── Material for this exercise

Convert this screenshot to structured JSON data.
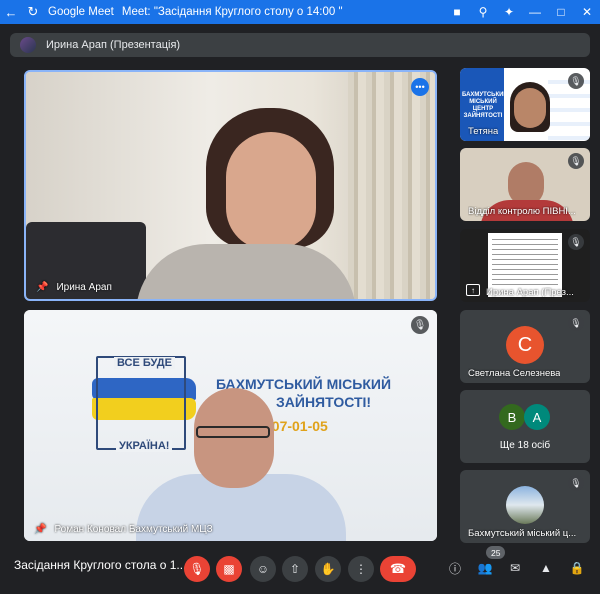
{
  "window": {
    "app": "Google Meet",
    "title": "Meet: \"Засідання Круглого столу о 14:00 \""
  },
  "banner": {
    "text": "Ирина Арап (Презентація)"
  },
  "tiles": {
    "main": {
      "name": "Ирина Арап"
    },
    "second": {
      "name": "Роман Коновал Бахмутський МЦЗ",
      "slide": {
        "top": "ВСЕ БУДЕ",
        "bottom": "УКРАЇНА!",
        "title1": "БАХМУТСЬКИЙ МІСЬКИЙ",
        "title2": "ЗАЙНЯТОСТІ!",
        "phone": "807-01-05"
      }
    }
  },
  "sidebar": [
    {
      "name": "Тетяна",
      "banner_text": "БАХМУТСЬКИЙ МІСЬКИЙ ЦЕНТР ЗАЙНЯТОСТІ"
    },
    {
      "name": "Відділ контролю ПІВНІ..."
    },
    {
      "name": "Ирина Арап (През..."
    },
    {
      "name": "Светлана Селезнева",
      "initial": "С"
    },
    {
      "name": "Ще 18 осіб",
      "initial_1": "В",
      "initial_2": "А"
    },
    {
      "name": "Бахмутський міський ц..."
    }
  ],
  "bottom": {
    "meeting_title": "Засідання Круглого стола о 1...",
    "participants_count": "25"
  },
  "colors": {
    "accent": "#1a73e8",
    "danger": "#ea4335",
    "bg": "#202124",
    "tile": "#3c4043"
  },
  "icons": [
    "back-arrow-icon",
    "reload-icon",
    "camera-icon",
    "zoom-icon",
    "extensions-icon",
    "minimize-icon",
    "maximize-icon",
    "close-icon",
    "mic-off-icon",
    "camera-off-icon",
    "emoji-icon",
    "present-icon",
    "raise-hand-icon",
    "more-options-icon",
    "hangup-icon",
    "info-icon",
    "people-icon",
    "chat-icon",
    "activities-icon",
    "host-controls-icon",
    "pin-icon"
  ]
}
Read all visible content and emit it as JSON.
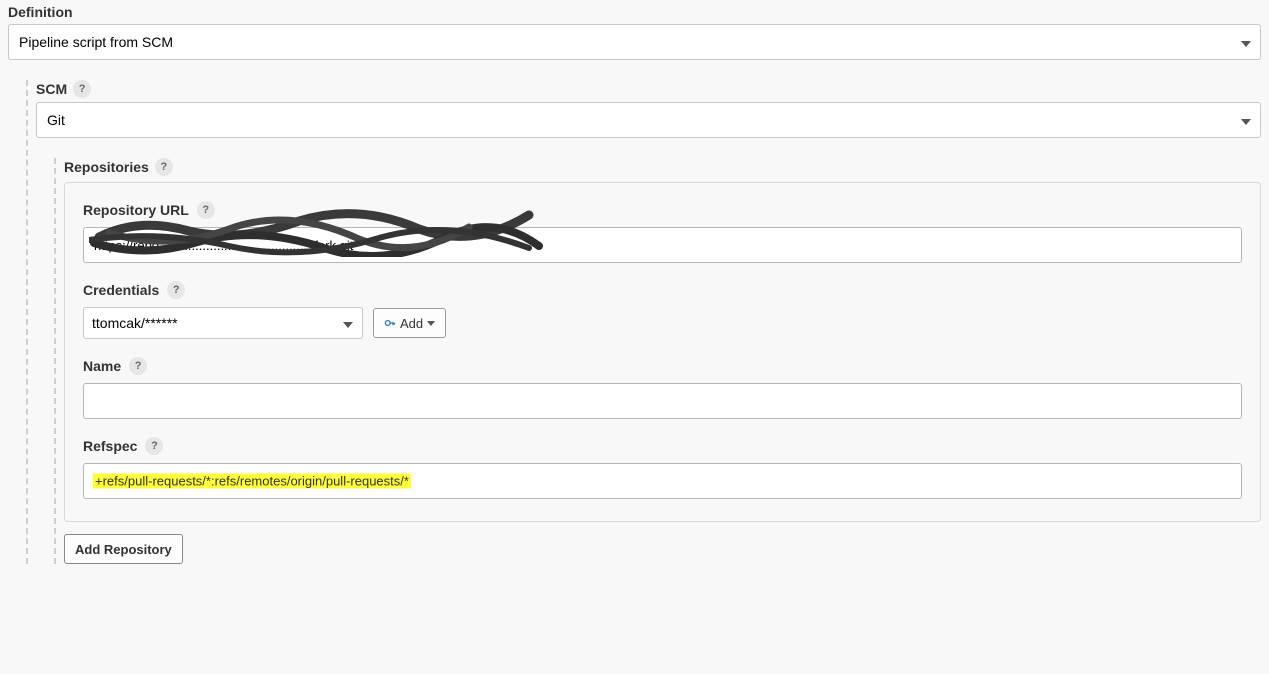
{
  "definition": {
    "label": "Definition",
    "selected": "Pipeline script from SCM"
  },
  "scm": {
    "label": "SCM",
    "selected": "Git"
  },
  "repositories": {
    "label": "Repositories",
    "repo_url_label": "Repository URL",
    "repo_url_value": "https://repo...........................................fork.git",
    "credentials_label": "Credentials",
    "credentials_selected": "ttomcak/******",
    "add_label": "Add",
    "name_label": "Name",
    "name_value": "",
    "refspec_label": "Refspec",
    "refspec_value": "+refs/pull-requests/*:refs/remotes/origin/pull-requests/*",
    "add_repo_label": "Add Repository"
  }
}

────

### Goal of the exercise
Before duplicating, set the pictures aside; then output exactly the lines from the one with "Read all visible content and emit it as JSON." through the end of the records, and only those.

### Response to the task
Read all visible content and emit it as JSON.
{
  "definition": {
    "label": "Definition",
    "selected": "Pipeline script from SCM"
  },
  "scm": {
    "label": "SCM",
    "selected": "Git"
  },
  "repositories": {
    "label": "Repositories",
    "repo_url_label": "Repository URL",
    "repo_url_value": "https://repo...........................................fork.git",
    "credentials_label": "Credentials",
    "credentials_selected": "ttomcak/******",
    "add_label": "Add",
    "name_label": "Name",
    "name_value": "",
    "refspec_label": "Refspec",
    "refspec_value": "+refs/pull-requests/*:refs/remotes/origin/pull-requests/*",
    "add_repo_label": "Add Repository"
  }
}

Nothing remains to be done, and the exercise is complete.